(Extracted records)
== Segment start ==

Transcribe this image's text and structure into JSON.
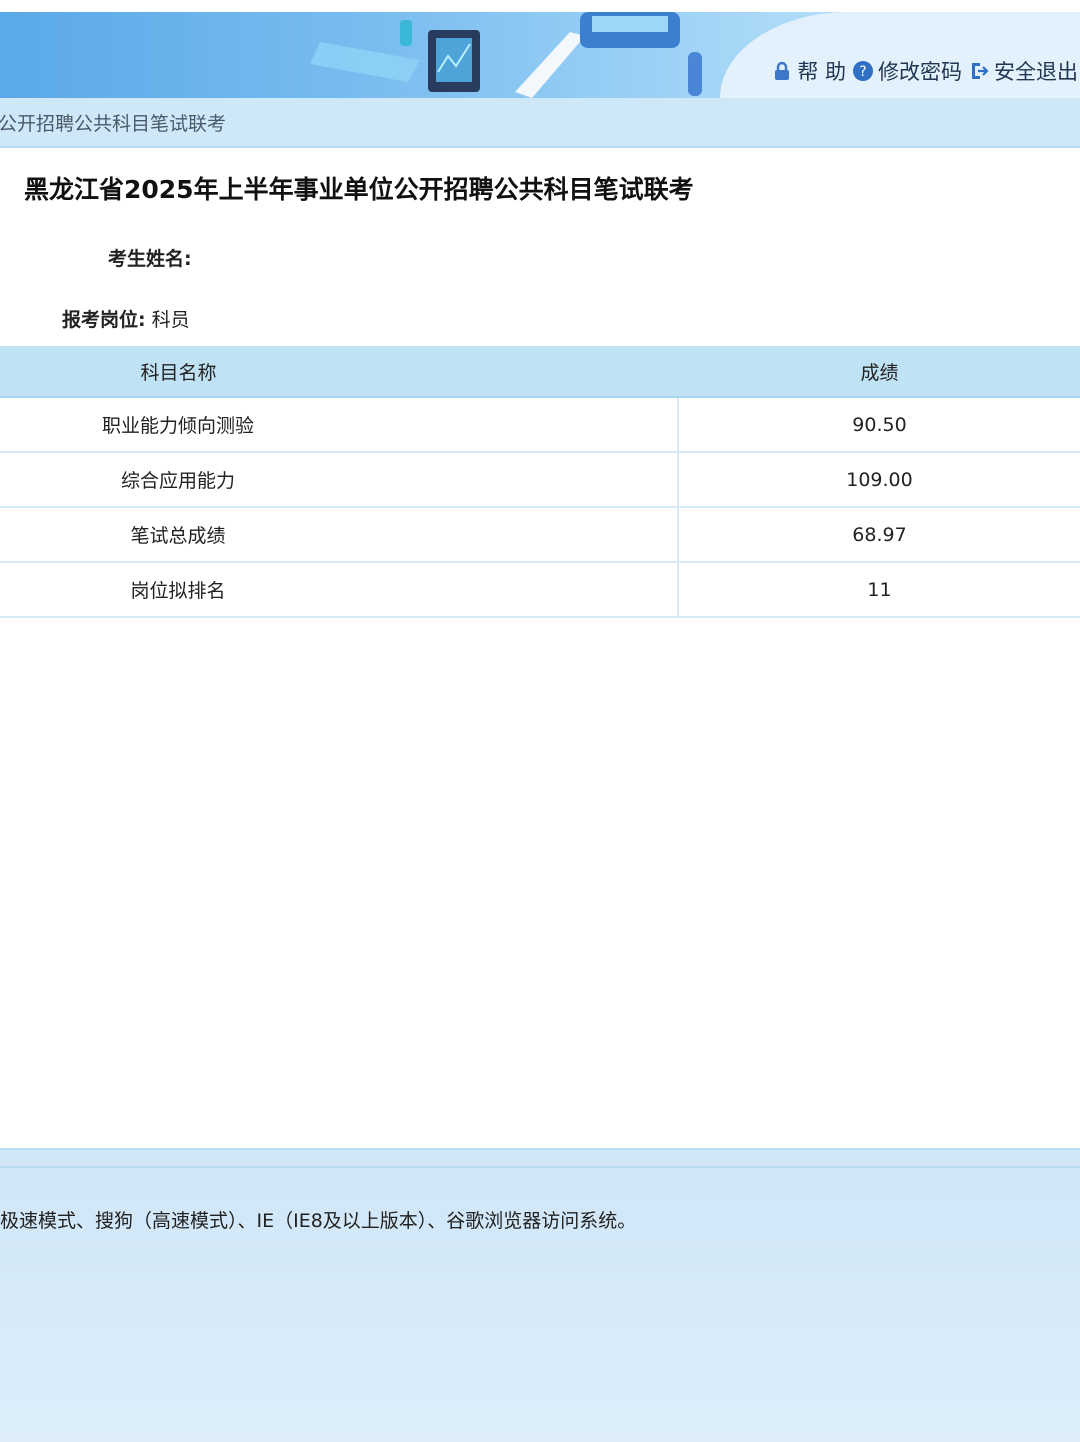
{
  "header": {
    "nav": {
      "help": "帮 助",
      "change_password": "修改密码",
      "logout": "安全退出"
    }
  },
  "breadcrumb": "公开招聘公共科目笔试联考",
  "page_title": "黑龙江省2025年上半年事业单位公开招聘公共科目笔试联考",
  "candidate": {
    "name_label": "考生姓名:",
    "name_value": "",
    "position_label": "报考岗位:",
    "position_value": "科员"
  },
  "table": {
    "headers": [
      "科目名称",
      "成绩"
    ],
    "rows": [
      {
        "subject": "职业能力倾向测验",
        "score": "90.50"
      },
      {
        "subject": "综合应用能力",
        "score": "109.00"
      },
      {
        "subject": "笔试总成绩",
        "score": "68.97"
      },
      {
        "subject": "岗位拟排名",
        "score": "11"
      }
    ]
  },
  "footer": {
    "note": "极速模式、搜狗（高速模式）、IE（IE8及以上版本）、谷歌浏览器访问系统。"
  }
}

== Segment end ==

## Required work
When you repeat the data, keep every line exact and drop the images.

## Your solution
Transcribe this image's text and structure into JSON.
{
  "header": {
    "nav": {
      "help": "帮 助",
      "change_password": "修改密码",
      "logout": "安全退出"
    }
  },
  "breadcrumb": "公开招聘公共科目笔试联考",
  "page_title": "黑龙江省2025年上半年事业单位公开招聘公共科目笔试联考",
  "candidate": {
    "name_label": "考生姓名:",
    "name_value": "",
    "position_label": "报考岗位:",
    "position_value": "科员"
  },
  "table": {
    "headers": [
      "科目名称",
      "成绩"
    ],
    "rows": [
      {
        "subject": "职业能力倾向测验",
        "score": "90.50"
      },
      {
        "subject": "综合应用能力",
        "score": "109.00"
      },
      {
        "subject": "笔试总成绩",
        "score": "68.97"
      },
      {
        "subject": "岗位拟排名",
        "score": "11"
      }
    ]
  },
  "footer": {
    "note": "极速模式、搜狗（高速模式）、IE（IE8及以上版本）、谷歌浏览器访问系统。"
  }
}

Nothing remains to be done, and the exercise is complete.